This walk-up, three-storey apartment building off Oak Bay Avenue in Victoria is the type of mid-density housing that is not actively being built in Oak Bay. (Travis Paterson/News Staff)

This walk-up, three-storey apartment building off Oak Bay Avenue in Victoria is the type of mid-density housing that is not actively being built in Oak Bay. (Travis Paterson/News Staff)

Where will the missing middle go in Oak Bay?

People are chomping to get at a housing plan, says Coun. Andrew Appleton

This is the first instalment of a two-part series on Oak Bay’s role in building the missing middle in Greater Victoria.

Legal or illegal, secondary suites in Oak Bay are not going to be enough to bring relief to the housing crisis in Greater Victoria.

Density, in the form of the missing middle, is growing in Greater Victoria, but not in Oak Bay despite a recognition that it’s important. This includes duplexes, multiplexes, low-rise (two-storey) and mid-rise (three- to four-storey) walk-ups, apartments, condos and above all, townhouses.

As the housing crunch continues to tighten across southern B.C., the pressure is mounting to densify.

Oak Bay’s housing framework timeline pushes towards a zoning bylaw review in 2023.
(Oakbay.ca)

“Oak Bay has definitely concentrated on single-family homes over the past 50 years, however, what our housing needs report shows us and what we inherently know is that we must diversify the housing types to ensure our community is viable for the future,” said Coun. Hazel Braithwaite.

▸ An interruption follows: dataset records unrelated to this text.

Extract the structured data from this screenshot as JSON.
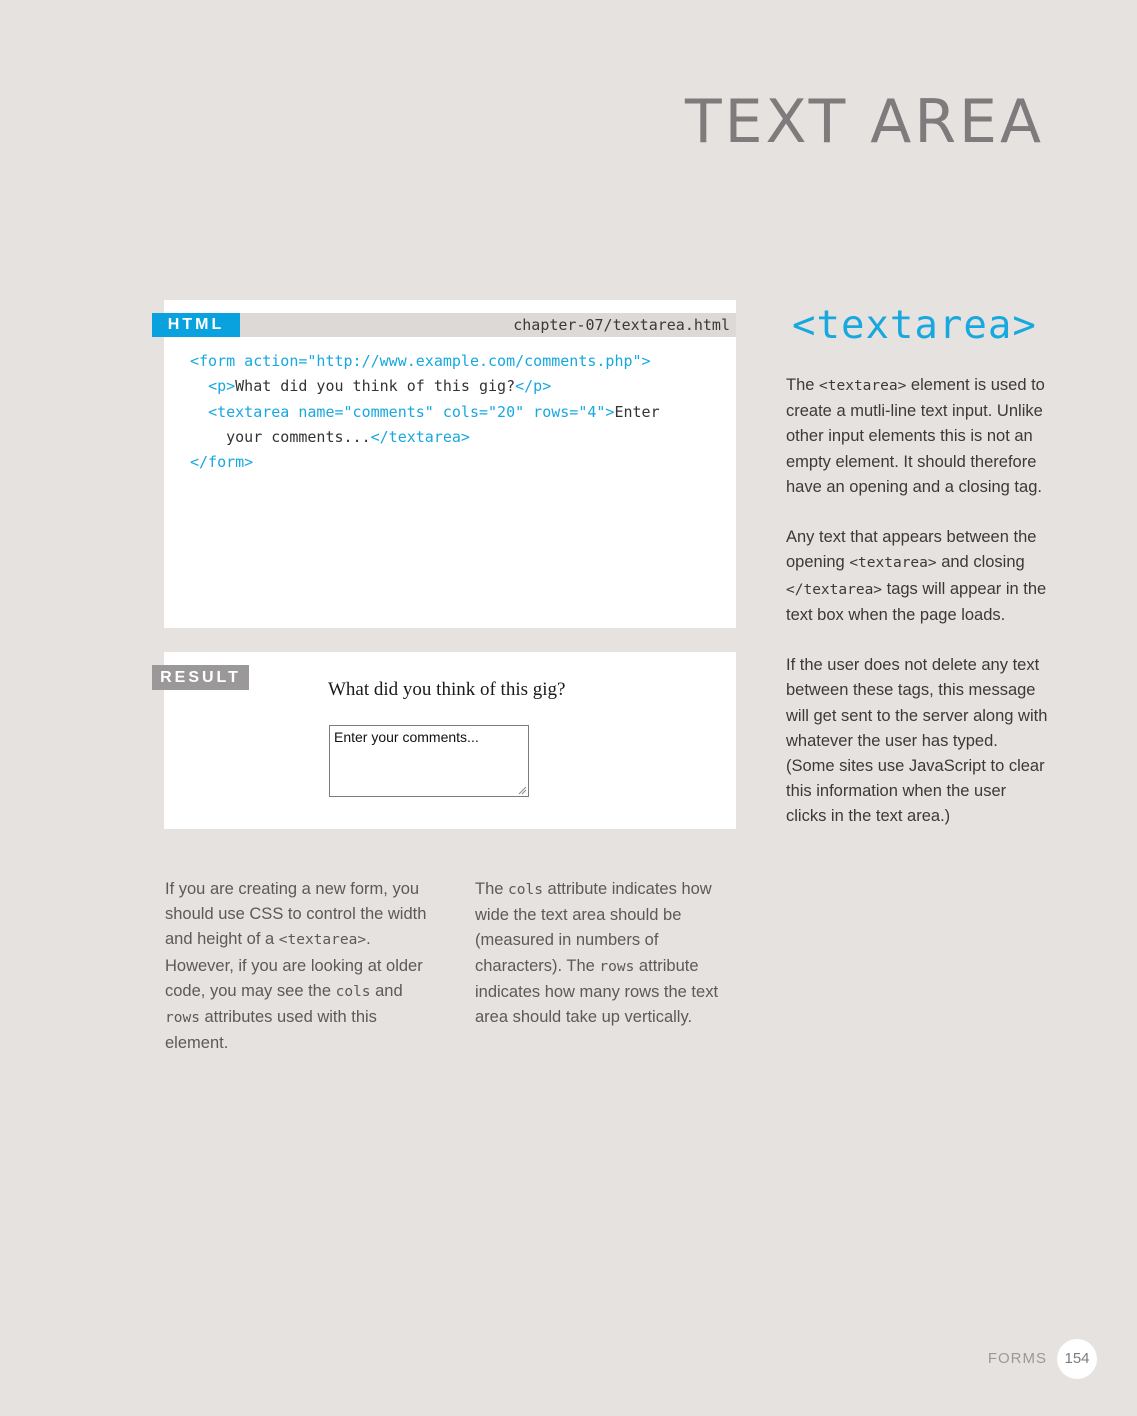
{
  "page": {
    "title": "TEXT AREA",
    "section": "FORMS",
    "page_number": "154"
  },
  "code_example": {
    "label": "HTML",
    "filename": "chapter-07/textarea.html",
    "lines": [
      [
        {
          "t": "tag",
          "v": "<form action=\"http://www.example.com/comments.php\">"
        }
      ],
      [
        {
          "t": "text",
          "v": "  "
        },
        {
          "t": "tag",
          "v": "<p>"
        },
        {
          "t": "text",
          "v": "What did you think of this gig?"
        },
        {
          "t": "tag",
          "v": "</p>"
        }
      ],
      [
        {
          "t": "text",
          "v": "  "
        },
        {
          "t": "tag",
          "v": "<textarea name=\"comments\" cols=\"20\" rows=\"4\">"
        },
        {
          "t": "text",
          "v": "Enter"
        }
      ],
      [
        {
          "t": "text",
          "v": "    your comments..."
        },
        {
          "t": "tag",
          "v": "</textarea>"
        }
      ],
      [
        {
          "t": "tag",
          "v": "</form>"
        }
      ]
    ]
  },
  "result": {
    "label": "RESULT",
    "question": "What did you think of this gig?",
    "textarea_value": "Enter your comments..."
  },
  "sidebar": {
    "heading": "<textarea>",
    "p1": [
      {
        "t": "text",
        "v": "The "
      },
      {
        "t": "code",
        "v": "<textarea>"
      },
      {
        "t": "text",
        "v": " element is used to create a mutli-line text input. Unlike other input elements this is not an empty element. It should therefore have an opening and a closing tag."
      }
    ],
    "p2": [
      {
        "t": "text",
        "v": "Any text that appears between the opening "
      },
      {
        "t": "code",
        "v": "<textarea>"
      },
      {
        "t": "text",
        "v": " and closing "
      },
      {
        "t": "code",
        "v": "</textarea>"
      },
      {
        "t": "text",
        "v": " tags will appear in the text box when the page loads."
      }
    ],
    "p3": [
      {
        "t": "text",
        "v": "If the user does not delete any text between these tags, this message will get sent to the server along with whatever the user has typed. (Some sites use JavaScript to clear this information when the user clicks in the text area.)"
      }
    ]
  },
  "bottom": {
    "col1": [
      {
        "t": "text",
        "v": "If you are creating a new form, you should use CSS to control the width and height of a "
      },
      {
        "t": "code",
        "v": "<textarea>"
      },
      {
        "t": "text",
        "v": ". However, if you are looking at older code, you may see the "
      },
      {
        "t": "code",
        "v": "cols"
      },
      {
        "t": "text",
        "v": " and "
      },
      {
        "t": "code",
        "v": "rows"
      },
      {
        "t": "text",
        "v": " attributes used with this element."
      }
    ],
    "col2": [
      {
        "t": "text",
        "v": "The "
      },
      {
        "t": "code",
        "v": "cols"
      },
      {
        "t": "text",
        "v": " attribute indicates how wide the text area should be (measured in numbers of characters). The "
      },
      {
        "t": "code",
        "v": "rows"
      },
      {
        "t": "text",
        "v": " attribute indicates how many rows the text area should take up vertically."
      }
    ]
  },
  "colors": {
    "accent": "#17a8df",
    "background": "#e6e2df",
    "title": "#7d7b7b"
  }
}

Oak Bay has a plan, the current housing framework. It starts with the much-anticipated secondary suites study due very soon, which will be a series of options for council to consider.

Then, over the next three years, staff will bring forward reports on infill housing, village area plans and in 2023, a zoning bylaw review.

“Oak Bay is ready for the housing strategy and village plan. People are chomping to get at it and are asking about it, they want to see it this term,” said Coun. Andrew Appleton.

It will all rely on whether council has the will to not only permit diverse housing options but incentivize them, Appleton confirmed.

READ ALSO: Oak Bay United Church votes to pause any development

It hits home for Braithwaite, whose family is facing a similar scenario to many other families in Oak Bay. The area has become too expensive and her daughter – a 31-year-old highly-educated and highly motivated professional who is unable to afford a house in Oak Bay without a similarly successful partner or without parental support, Braithwaite said.

“However, if she had the opportunity of purchasing a townhouse, duplex or triplex it would be so much more attainable,” Braithwaite said.

So why aren’t there more townhouses, duplexes, triplexes and low- or mid-rise buildings in Oak Bay?

“The problem is occurring all over the world, particularly in North America, where for the last half-century there was an assumption that all normal people want to move to the suburbs for automobile-dependent lifestyles,” says Todd Litman, a Fernwood-based urban transit researcher and consultant who is behind Cities for Everyone, which advocates for affordable transportation and housing options.

As a result, zoning codes, policy and attitudes were based on this assumption, and uncoupling them has proved difficult. Look at Oak Bay United Church’s attempt to add market and rent-capped townhomes. Opposition was so fierce, the application never made it in front of council and the church permanently pulled the project last year with a plan to take a break and start over again.

However, the answer in Oak Bay could be a concept known as filtering. With filtering, it doesn’t matter if the new houses are all capped at an affordable rate for people with lower incomes. The point is to introduce enough homes so that the demand lessens.

READ ALSO: Province says 800 homes will help with tight Victoria student housing scene

“We know that if you build medium-priced housing people will move into it. Most of the people moving into those are in lower-priced apartments moving up,” Litman said. “It’s unusual for someone paying $3,000 a month to move into a $2,000 per month new unit. The trend goes from old to new and in most cases frees up a cheaper apartment.”

But the only rental building to come online in the last decade is The Clive, a 16-unit building that doubled the density of what was previously on the same envelope. The Clive was highly contentious but by the end of the process, developer Nicole Roberts said at the time, there were just as many people speaking out in support for the building as there were against it.

“People against it are vocal early on. People who are for it show up at the end, and you have to get to the end,” she said on a podcast with Victoria Mayor Lisa Helps.

When the Oak Bay News reached out to one developer he laughed when asked why he doesn’t build in Oak Bay. Another said it’s a “waste of time,” and a non-starter.

But the demand is there. Aryze has been fielding calls and emails from people interested in the potential townhouse development at 902 Foul Bay Rd. Large and Co. has a waitlist dating back more than three years for The Quest condo proposal for Oak Bay Avenue.

“It’s a reality across the region, the concern about density, the maintenance of ‘neighbourhood character,’ and Oak Bay has historically been a large single-family residential component, and I hear that,” said Appleton, who is confident there is an appetite for more housing.”

Housing crisisoak bay